Admiring other artists is one thing, but being in thrall to them is quite another. It stunts creativity?
Yeah, it places you in this psychological battle where you think, “If we don’t sound like any of these people then what he have has no currency.” You have to destroy the obvious reference points. We’re not trying to be anybody else and there’s no blueprint for what we do. We want to be one of those bands that comes along every 15 or 20 years.
When you’re the first of your kind, so to speak, sometimes you don’t know how to gauge certain things. Is this song good?

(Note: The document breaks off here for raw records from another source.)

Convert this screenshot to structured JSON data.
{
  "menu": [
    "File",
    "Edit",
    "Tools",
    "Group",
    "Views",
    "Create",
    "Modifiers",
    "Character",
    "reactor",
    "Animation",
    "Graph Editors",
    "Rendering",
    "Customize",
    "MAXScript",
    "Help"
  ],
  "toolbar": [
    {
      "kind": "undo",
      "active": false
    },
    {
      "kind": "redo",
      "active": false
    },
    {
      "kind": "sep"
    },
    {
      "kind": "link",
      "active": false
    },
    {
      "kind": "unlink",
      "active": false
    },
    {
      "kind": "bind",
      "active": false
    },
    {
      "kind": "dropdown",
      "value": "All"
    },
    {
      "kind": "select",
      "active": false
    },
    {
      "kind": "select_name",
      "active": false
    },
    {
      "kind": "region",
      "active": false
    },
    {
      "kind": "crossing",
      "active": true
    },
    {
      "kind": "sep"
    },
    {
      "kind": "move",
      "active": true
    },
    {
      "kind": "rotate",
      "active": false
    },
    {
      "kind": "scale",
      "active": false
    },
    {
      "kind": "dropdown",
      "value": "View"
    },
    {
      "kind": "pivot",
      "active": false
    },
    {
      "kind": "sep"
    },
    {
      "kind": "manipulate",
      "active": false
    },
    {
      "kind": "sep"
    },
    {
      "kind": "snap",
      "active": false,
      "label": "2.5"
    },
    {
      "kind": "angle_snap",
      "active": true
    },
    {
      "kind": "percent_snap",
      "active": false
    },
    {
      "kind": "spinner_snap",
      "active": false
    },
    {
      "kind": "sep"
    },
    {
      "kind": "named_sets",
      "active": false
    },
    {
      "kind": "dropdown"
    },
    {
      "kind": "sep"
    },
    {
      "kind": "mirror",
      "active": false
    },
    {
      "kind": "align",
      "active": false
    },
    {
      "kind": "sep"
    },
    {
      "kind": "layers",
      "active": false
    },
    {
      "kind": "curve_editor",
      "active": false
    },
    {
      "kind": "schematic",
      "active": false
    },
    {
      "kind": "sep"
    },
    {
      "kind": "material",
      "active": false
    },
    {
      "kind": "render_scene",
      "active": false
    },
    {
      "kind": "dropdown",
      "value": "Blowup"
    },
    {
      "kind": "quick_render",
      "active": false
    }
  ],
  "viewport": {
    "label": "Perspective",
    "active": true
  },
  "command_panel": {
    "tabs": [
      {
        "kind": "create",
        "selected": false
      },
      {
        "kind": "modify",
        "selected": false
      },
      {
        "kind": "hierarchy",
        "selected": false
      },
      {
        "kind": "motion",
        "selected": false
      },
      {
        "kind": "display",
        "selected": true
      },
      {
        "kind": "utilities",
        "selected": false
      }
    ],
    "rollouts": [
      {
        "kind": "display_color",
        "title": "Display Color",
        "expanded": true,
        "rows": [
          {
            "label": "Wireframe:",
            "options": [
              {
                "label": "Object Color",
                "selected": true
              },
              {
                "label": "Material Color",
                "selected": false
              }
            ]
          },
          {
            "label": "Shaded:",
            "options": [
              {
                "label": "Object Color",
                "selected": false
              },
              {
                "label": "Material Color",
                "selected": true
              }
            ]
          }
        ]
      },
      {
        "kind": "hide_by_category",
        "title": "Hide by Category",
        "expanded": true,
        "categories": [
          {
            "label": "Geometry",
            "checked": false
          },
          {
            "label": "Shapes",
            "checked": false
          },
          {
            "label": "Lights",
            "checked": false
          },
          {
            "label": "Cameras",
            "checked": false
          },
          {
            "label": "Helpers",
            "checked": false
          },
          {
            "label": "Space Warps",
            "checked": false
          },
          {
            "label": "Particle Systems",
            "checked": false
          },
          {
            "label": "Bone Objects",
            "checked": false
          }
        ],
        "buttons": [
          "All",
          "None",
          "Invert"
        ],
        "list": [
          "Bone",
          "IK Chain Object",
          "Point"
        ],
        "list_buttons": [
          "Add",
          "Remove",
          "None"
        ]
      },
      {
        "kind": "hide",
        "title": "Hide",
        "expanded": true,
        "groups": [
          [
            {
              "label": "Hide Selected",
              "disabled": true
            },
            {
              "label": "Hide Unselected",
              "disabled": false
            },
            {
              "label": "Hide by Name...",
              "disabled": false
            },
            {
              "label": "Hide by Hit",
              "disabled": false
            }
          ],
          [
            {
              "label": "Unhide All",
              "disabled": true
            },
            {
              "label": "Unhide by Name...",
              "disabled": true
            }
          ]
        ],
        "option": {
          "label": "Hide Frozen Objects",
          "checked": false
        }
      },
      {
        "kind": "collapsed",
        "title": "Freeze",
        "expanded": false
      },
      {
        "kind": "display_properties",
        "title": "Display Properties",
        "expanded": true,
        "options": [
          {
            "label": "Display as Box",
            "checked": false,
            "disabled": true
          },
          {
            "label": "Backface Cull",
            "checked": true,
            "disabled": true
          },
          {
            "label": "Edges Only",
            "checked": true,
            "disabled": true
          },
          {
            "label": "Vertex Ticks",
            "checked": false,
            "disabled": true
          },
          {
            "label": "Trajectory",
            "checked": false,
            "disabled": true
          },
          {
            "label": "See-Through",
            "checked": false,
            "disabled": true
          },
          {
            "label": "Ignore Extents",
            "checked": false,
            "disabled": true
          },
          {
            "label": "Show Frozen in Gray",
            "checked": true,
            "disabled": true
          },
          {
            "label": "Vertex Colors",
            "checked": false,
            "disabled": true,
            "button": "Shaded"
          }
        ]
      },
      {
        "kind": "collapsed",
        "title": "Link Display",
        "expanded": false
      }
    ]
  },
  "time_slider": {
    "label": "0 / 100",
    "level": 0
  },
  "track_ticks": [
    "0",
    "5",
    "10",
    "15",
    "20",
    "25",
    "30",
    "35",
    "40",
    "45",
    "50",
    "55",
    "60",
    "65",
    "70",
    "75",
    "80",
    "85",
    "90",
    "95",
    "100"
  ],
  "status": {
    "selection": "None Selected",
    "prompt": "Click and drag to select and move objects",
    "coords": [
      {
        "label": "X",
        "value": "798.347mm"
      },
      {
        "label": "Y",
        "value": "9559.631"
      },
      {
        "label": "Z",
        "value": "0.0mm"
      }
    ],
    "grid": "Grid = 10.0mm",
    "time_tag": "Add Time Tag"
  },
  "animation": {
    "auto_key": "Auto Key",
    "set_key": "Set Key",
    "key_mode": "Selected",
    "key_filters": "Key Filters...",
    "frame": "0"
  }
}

I don’t know, but I like it! That’s all you can go on. Being derivative is boring, so we want to create something that excites us.
The current album Cocoa Sugar has been described as your most accessible album to date. It’s almost, dare I say it, normal!
The music doesn’t always have to be weird and wonderful, because sometimes I don’t like weird and wonderful sounds. We’ve always loved rock and pop music, ultimately we love melodies. When we met, none of us said, “We’re gonna rap, we’re gonna do this and that.” It was always about writing songs through trial and error.
We can make an album in a week, it’s that instinctive. Usually the first thing that comes to mind is the best. We’ve put in our 10,000 hours since we were 18, which is why we’re now comfortable with trusting instant gratification. It’s about working quickly to capture that moment, because these moments are fleeting.
Keep up to date with Young Fathers via the website. This interview was published in Mill issue 2 November/December 2018.